[Data records for software interfaces]
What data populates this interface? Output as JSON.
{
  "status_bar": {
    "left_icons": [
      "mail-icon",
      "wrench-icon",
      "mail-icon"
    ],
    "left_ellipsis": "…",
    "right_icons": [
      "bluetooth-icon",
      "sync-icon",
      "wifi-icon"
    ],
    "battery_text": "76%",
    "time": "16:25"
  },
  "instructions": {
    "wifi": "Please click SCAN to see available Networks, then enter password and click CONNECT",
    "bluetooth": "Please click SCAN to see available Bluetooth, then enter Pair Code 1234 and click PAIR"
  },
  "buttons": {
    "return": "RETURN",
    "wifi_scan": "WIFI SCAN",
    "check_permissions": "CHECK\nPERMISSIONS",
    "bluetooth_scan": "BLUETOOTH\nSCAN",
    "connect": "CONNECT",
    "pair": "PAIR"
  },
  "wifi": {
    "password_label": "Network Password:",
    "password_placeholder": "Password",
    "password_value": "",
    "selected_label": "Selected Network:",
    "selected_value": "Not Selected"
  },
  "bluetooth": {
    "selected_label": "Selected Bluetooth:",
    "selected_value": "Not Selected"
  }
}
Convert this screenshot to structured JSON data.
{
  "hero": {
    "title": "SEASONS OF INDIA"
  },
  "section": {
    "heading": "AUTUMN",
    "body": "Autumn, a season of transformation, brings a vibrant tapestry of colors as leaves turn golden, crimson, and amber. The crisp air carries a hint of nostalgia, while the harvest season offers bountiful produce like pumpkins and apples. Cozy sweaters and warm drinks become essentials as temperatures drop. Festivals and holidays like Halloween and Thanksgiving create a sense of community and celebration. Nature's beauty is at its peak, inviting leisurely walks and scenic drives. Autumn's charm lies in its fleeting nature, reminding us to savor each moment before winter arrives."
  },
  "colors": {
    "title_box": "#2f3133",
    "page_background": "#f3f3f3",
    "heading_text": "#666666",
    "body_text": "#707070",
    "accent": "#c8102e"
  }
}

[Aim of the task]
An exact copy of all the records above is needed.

[Written response]
What data populates this interface? Output as JSON.
{
  "status_bar": {
    "left_icons": [
      "mail-icon",
      "wrench-icon",
      "mail-icon"
    ],
    "left_ellipsis": "…",
    "right_icons": [
      "bluetooth-icon",
      "sync-icon",
      "wifi-icon"
    ],
    "battery_text": "76%",
    "time": "16:25"
  },
  "instructions": {
    "wifi": "Please click SCAN to see available Networks, then enter password and click CONNECT",
    "bluetooth": "Please click SCAN to see available Bluetooth, then enter Pair Code 1234 and click PAIR"
  },
  "buttons": {
    "return": "RETURN",
    "wifi_scan": "WIFI SCAN",
    "check_permissions": "CHECK\nPERMISSIONS",
    "bluetooth_scan": "BLUETOOTH\nSCAN",
    "connect": "CONNECT",
    "pair": "PAIR"
  },
  "wifi": {
    "password_label": "Network Password:",
    "password_placeholder": "Password",
    "password_value": "",
    "selected_label": "Selected Network:",
    "selected_value": "Not Selected"
  },
  "bluetooth": {
    "selected_label": "Selected Bluetooth:",
    "selected_value": "Not Selected"
  }
}
Convert this screenshot to structured JSON data.
{
  "hero": {
    "title": "SEASONS OF INDIA"
  },
  "section": {
    "heading": "AUTUMN",
    "body": "Autumn, a season of transformation, brings a vibrant tapestry of colors as leaves turn golden, crimson, and amber. The crisp air carries a hint of nostalgia, while the harvest season offers bountiful produce like pumpkins and apples. Cozy sweaters and warm drinks become essentials as temperatures drop. Festivals and holidays like Halloween and Thanksgiving create a sense of community and celebration. Nature's beauty is at its peak, inviting leisurely walks and scenic drives. Autumn's charm lies in its fleeting nature, reminding us to savor each moment before winter arrives."
  },
  "colors": {
    "title_box": "#2f3133",
    "page_background": "#f3f3f3",
    "heading_text": "#666666",
    "body_text": "#707070",
    "accent": "#c8102e"
  }
}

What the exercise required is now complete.